Requirement: Output all of the listing below, leaving every line unchanged.

Extracted material Block Start

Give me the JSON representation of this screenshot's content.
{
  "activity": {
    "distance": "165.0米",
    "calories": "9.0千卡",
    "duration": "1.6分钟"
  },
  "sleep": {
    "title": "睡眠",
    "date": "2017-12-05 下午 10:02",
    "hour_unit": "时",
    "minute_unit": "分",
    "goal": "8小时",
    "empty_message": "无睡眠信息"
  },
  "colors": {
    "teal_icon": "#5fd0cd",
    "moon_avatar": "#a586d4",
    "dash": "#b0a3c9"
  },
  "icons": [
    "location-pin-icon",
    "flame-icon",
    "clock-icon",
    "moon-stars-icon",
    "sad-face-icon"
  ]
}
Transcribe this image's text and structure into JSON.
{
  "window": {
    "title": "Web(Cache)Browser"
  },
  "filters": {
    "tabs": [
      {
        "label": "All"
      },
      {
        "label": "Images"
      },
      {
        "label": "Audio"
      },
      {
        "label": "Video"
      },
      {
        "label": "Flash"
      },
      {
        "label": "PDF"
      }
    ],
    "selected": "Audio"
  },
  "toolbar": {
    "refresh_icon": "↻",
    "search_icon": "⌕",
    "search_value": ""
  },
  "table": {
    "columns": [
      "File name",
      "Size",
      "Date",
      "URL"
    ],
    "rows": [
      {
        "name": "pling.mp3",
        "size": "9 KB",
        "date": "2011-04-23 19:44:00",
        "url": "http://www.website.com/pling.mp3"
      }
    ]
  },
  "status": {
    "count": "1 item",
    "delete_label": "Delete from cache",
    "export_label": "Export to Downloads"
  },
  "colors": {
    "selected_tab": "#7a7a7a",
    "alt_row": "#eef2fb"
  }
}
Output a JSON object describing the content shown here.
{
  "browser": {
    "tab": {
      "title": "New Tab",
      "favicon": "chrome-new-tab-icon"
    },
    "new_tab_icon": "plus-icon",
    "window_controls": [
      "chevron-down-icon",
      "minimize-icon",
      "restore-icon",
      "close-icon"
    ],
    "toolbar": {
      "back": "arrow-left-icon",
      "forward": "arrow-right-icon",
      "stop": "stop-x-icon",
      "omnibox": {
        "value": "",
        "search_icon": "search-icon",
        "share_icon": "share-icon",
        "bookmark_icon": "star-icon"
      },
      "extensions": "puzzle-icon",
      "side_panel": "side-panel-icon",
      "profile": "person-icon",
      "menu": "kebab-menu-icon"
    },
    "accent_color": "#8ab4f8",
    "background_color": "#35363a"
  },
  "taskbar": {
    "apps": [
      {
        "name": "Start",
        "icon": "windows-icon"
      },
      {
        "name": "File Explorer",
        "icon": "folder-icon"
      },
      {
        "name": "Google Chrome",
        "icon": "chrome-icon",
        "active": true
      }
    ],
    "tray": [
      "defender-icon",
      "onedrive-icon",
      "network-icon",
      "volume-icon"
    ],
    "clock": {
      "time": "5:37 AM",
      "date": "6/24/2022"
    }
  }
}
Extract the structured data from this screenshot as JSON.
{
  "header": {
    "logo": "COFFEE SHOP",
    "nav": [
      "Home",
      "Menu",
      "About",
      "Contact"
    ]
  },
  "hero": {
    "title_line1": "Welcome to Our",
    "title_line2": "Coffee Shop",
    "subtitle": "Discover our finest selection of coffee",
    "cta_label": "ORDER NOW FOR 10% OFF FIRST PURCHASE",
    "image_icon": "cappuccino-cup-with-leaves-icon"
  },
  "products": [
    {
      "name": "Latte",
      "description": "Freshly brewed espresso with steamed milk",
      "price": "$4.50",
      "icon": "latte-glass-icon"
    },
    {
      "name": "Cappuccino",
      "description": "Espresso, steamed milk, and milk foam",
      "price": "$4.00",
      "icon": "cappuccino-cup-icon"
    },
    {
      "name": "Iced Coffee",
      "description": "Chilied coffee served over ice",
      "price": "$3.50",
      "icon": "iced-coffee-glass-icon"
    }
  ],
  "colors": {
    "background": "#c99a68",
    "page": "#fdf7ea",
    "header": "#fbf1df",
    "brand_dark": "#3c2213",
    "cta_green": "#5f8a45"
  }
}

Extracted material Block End

Exercise solution:
Give me the JSON representation of this screenshot's content.
{
  "activity": {
    "distance": "165.0米",
    "calories": "9.0千卡",
    "duration": "1.6分钟"
  },
  "sleep": {
    "title": "睡眠",
    "date": "2017-12-05 下午 10:02",
    "hour_unit": "时",
    "minute_unit": "分",
    "goal": "8小时",
    "empty_message": "无睡眠信息"
  },
  "colors": {
    "teal_icon": "#5fd0cd",
    "moon_avatar": "#a586d4",
    "dash": "#b0a3c9"
  },
  "icons": [
    "location-pin-icon",
    "flame-icon",
    "clock-icon",
    "moon-stars-icon",
    "sad-face-icon"
  ]
}
Transcribe this image's text and structure into JSON.
{
  "window": {
    "title": "Web(Cache)Browser"
  },
  "filters": {
    "tabs": [
      {
        "label": "All"
      },
      {
        "label": "Images"
      },
      {
        "label": "Audio"
      },
      {
        "label": "Video"
      },
      {
        "label": "Flash"
      },
      {
        "label": "PDF"
      }
    ],
    "selected": "Audio"
  },
  "toolbar": {
    "refresh_icon": "↻",
    "search_icon": "⌕",
    "search_value": ""
  },
  "table": {
    "columns": [
      "File name",
      "Size",
      "Date",
      "URL"
    ],
    "rows": [
      {
        "name": "pling.mp3",
        "size": "9 KB",
        "date": "2011-04-23 19:44:00",
        "url": "http://www.website.com/pling.mp3"
      }
    ]
  },
  "status": {
    "count": "1 item",
    "delete_label": "Delete from cache",
    "export_label": "Export to Downloads"
  },
  "colors": {
    "selected_tab": "#7a7a7a",
    "alt_row": "#eef2fb"
  }
}
Output a JSON object describing the content shown here.
{
  "browser": {
    "tab": {
      "title": "New Tab",
      "favicon": "chrome-new-tab-icon"
    },
    "new_tab_icon": "plus-icon",
    "window_controls": [
      "chevron-down-icon",
      "minimize-icon",
      "restore-icon",
      "close-icon"
    ],
    "toolbar": {
      "back": "arrow-left-icon",
      "forward": "arrow-right-icon",
      "stop": "stop-x-icon",
      "omnibox": {
        "value": "",
        "search_icon": "search-icon",
        "share_icon": "share-icon",
        "bookmark_icon": "star-icon"
      },
      "extensions": "puzzle-icon",
      "side_panel": "side-panel-icon",
      "profile": "person-icon",
      "menu": "kebab-menu-icon"
    },
    "accent_color": "#8ab4f8",
    "background_color": "#35363a"
  },
  "taskbar": {
    "apps": [
      {
        "name": "Start",
        "icon": "windows-icon"
      },
      {
        "name": "File Explorer",
        "icon": "folder-icon"
      },
      {
        "name": "Google Chrome",
        "icon": "chrome-icon",
        "active": true
      }
    ],
    "tray": [
      "defender-icon",
      "onedrive-icon",
      "network-icon",
      "volume-icon"
    ],
    "clock": {
      "time": "5:37 AM",
      "date": "6/24/2022"
    }
  }
}
Extract the structured data from this screenshot as JSON.
{
  "header": {
    "logo": "COFFEE SHOP",
    "nav": [
      "Home",
      "Menu",
      "About",
      "Contact"
    ]
  },
  "hero": {
    "title_line1": "Welcome to Our",
    "title_line2": "Coffee Shop",
    "subtitle": "Discover our finest selection of coffee",
    "cta_label": "ORDER NOW FOR 10% OFF FIRST PURCHASE",
    "image_icon": "cappuccino-cup-with-leaves-icon"
  },
  "products": [
    {
      "name": "Latte",
      "description": "Freshly brewed espresso with steamed milk",
      "price": "$4.50",
      "icon": "latte-glass-icon"
    },
    {
      "name": "Cappuccino",
      "description": "Espresso, steamed milk, and milk foam",
      "price": "$4.00",
      "icon": "cappuccino-cup-icon"
    },
    {
      "name": "Iced Coffee",
      "description": "Chilied coffee served over ice",
      "price": "$3.50",
      "icon": "iced-coffee-glass-icon"
    }
  ],
  "colors": {
    "background": "#c99a68",
    "page": "#fdf7ea",
    "header": "#fbf1df",
    "brand_dark": "#3c2213",
    "cta_green": "#5f8a45"
  }
}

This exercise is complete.